Abstract 77: Tachycardia During Hypothermia as a Marker of Poor Outcomes in Cardiac Arrest Survivors
Hypothesis: Therapeutic hypothermia in cardiac arrest survivors is typically associated with bradycardia. We investigated clinical and demographic variables and outcomes associated with tachycardia in patients treated with therapeutic hypothermia.
Methods: Demographic and clinical data, and ECGs of 26 consecutive cardiac arrest survivors (9 females, 58+/-18 years old, 5 with history diabetes, and 6 with history of coronary artery disease) on admission, during and after therapeutic hypothermia were reviewed. Analyses of variance, chi-square, and logistic regression were used. The study was approved by the IRB.

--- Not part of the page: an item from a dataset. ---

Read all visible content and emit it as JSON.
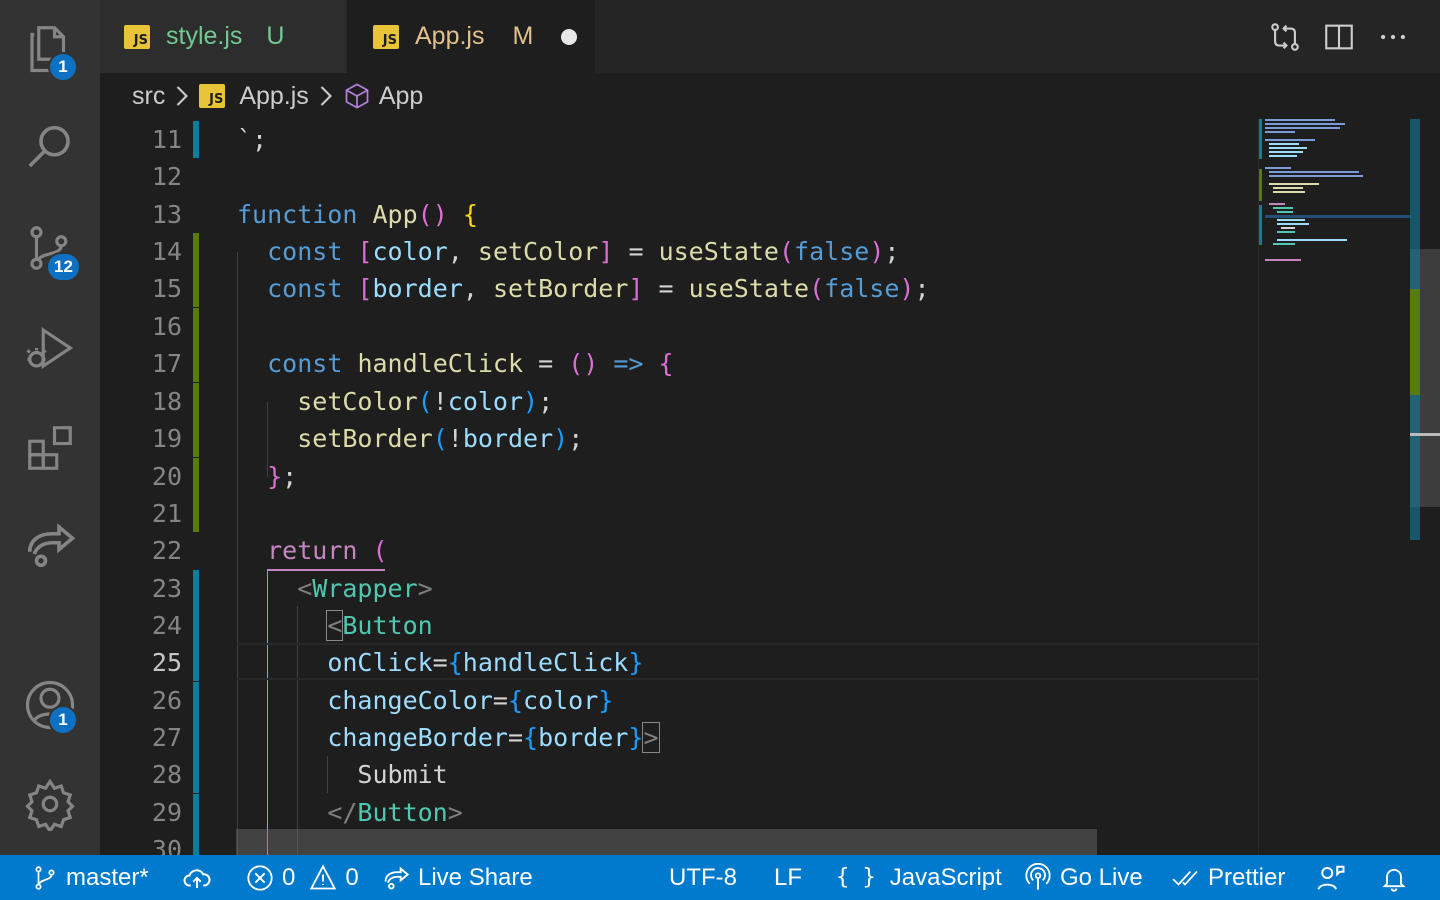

Results: Tachycardia (heart rate > 100 bpm, 81% sinus, no VT-VFib) was observed in 40% of ECG tracings before or during hypothermia or after re-warming. Tachycardia was more common in females (55 vs. 32%, p=0.044), patients with pulmonary disease (39 vs. 13%, p=0.009), or when pre-resuscitation rhythm was PEA (60 vs. 27%, p=0.003) or asystole (23 vs. 15%, p=0.003). Diabetes, myocardial ischemia, LV systolic dysfunction, acute infection, renal insufficiency, treatment with ACE inhibitors or diuretics were not associated with tachycardia. There were multiple biochemical abnormalities associated with tachycardia, including decreased pH (p<0.0001) and decreased hemoglobin (p=0.028), increased glucose (p<0.001), sodium (p=0.078), potassium (p=0.044), or creatinine (p=0.108).
Tachycardia was associated with significantly increased hospital mortality (53% vs. 28%, p=0.029), regardless whether it was observed on admission (63 vs. 38%), during hypothermia (67% vs. 33%), or after the re-warming (67 vs. 33%). In multivariate logistic regression analysis only cardiac arrest rhythm (HR of death with PEA-Asystole 11.1, 95%CI 3.2-38.4, p<0.001), but not demographic or biochemical variables or tachycardia (HR 1.7, 95%CI 0.5-5.8, p=0.391) were predictive of mortality.
Conclusion: Tachycardia in cardiac arrest survivors undergoing therapeutic hypothermia is a marker of poor prognosis, likely reflective of severe metabolic abnormalities, especially in patients presenting with pulseless electrical activity or asystole. More studies of this important subject are needed.
- © 2012 by American Heart Association, Inc.